During the 2000 and 2004 presidential elections, New Mexicans bit their nails for several days, waiting for votes to be counted. The state became a national punch line in both elections because of the lag time between when the polls closed and when the vote count was announced. Though the secretary of state couldn't find someone to fill the elections director post until just weeks before Election Day, New Mexico vote-counters had no major snafus to report on Nov. 4. Bernalillo County Clerk Maggie Toulouse Oliver deserves an especially hearty pat on the back for her part in keeping our ballots in order—and the state out of embarrassing headlines. (SM)
Worst: Rocky Long Blames the Fans
UNM ex-football coach Rocky Long takes some responsibility for the Lobos' 65-69 record during his tenure. But the coach also blames fans for the team's mediocrity. Long says real fans would pack University Stadium regardless of how the Lobos perform. That's a tall order for a town that's never really cared much about football. Recruiting players to play in New Mexico is tough, and Long knows it. Unfortunately for Long, that's the head coach's job—not the fans'.
Silver Lining: New Lobos head coach Mike Locksley will probably emphasize offense, which might entice more folks to check out UNM football. (SM)
Best: Have a Glass of River
It's about time Albuquerque found a fix for its dwindling aquifer. Just this month, city water started coming to your faucet straight from the Rio Grande. This will hopefully prevent water-quality issues and sinking land pockets in the future.
Drawback: There are plenty of folks who are doubtful about this stopgap measure and say it will disrupt the river's ecosystem. There's also concern that river water isn't clean and could add contaminants into Albuquerque's water supply. (MD)
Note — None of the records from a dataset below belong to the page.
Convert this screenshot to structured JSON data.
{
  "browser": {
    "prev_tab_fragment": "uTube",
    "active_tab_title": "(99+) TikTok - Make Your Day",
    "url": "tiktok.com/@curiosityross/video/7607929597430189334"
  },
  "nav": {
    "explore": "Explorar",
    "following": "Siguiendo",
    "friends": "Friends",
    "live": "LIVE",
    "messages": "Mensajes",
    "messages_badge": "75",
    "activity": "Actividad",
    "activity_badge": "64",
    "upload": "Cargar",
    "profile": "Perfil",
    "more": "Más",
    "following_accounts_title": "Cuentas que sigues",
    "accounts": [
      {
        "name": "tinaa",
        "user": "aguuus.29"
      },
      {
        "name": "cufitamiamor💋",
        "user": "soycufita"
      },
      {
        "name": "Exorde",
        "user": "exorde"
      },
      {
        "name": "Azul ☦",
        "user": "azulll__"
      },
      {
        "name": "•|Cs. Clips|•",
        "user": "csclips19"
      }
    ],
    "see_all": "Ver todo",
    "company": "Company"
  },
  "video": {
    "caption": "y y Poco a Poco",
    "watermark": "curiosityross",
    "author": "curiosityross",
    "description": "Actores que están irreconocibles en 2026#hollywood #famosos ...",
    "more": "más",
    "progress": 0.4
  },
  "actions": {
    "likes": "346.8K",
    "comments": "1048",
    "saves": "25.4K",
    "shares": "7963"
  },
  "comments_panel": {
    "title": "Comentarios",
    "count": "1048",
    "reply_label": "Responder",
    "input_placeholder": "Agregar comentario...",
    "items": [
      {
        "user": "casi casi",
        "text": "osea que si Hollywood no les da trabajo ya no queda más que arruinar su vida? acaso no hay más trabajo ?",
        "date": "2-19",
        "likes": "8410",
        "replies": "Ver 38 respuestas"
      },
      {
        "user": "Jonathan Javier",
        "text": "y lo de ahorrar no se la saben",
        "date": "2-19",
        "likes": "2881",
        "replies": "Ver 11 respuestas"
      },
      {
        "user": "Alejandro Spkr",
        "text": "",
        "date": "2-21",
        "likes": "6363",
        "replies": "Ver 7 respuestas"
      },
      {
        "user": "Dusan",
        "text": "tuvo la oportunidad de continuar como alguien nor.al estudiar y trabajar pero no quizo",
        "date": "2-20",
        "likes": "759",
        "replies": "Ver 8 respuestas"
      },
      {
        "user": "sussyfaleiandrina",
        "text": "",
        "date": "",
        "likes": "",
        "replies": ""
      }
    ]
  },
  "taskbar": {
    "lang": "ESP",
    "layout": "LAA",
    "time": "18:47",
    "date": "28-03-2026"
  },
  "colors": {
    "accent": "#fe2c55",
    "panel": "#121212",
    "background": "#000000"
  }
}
Worst: C de Baca Eats His Foot
Why did he have to say it to the BBC? Bernalillo County GOP chairman Fernando C de Baca was chillin' at the New Mexico State Fair when he told a BBC reporter that "Hispanics consider themselves above Blacks. They won't vote for a Black president." After an outcry, he eventually stepped down from his position. Hispanic voters preferred Obama to McCain 66 percent to 32 percent nationally. (MD)
(CC) Christie Chisholm, (MD) Marisa Demarco, (LM) Laura Marrich, (SM) Simon McCormack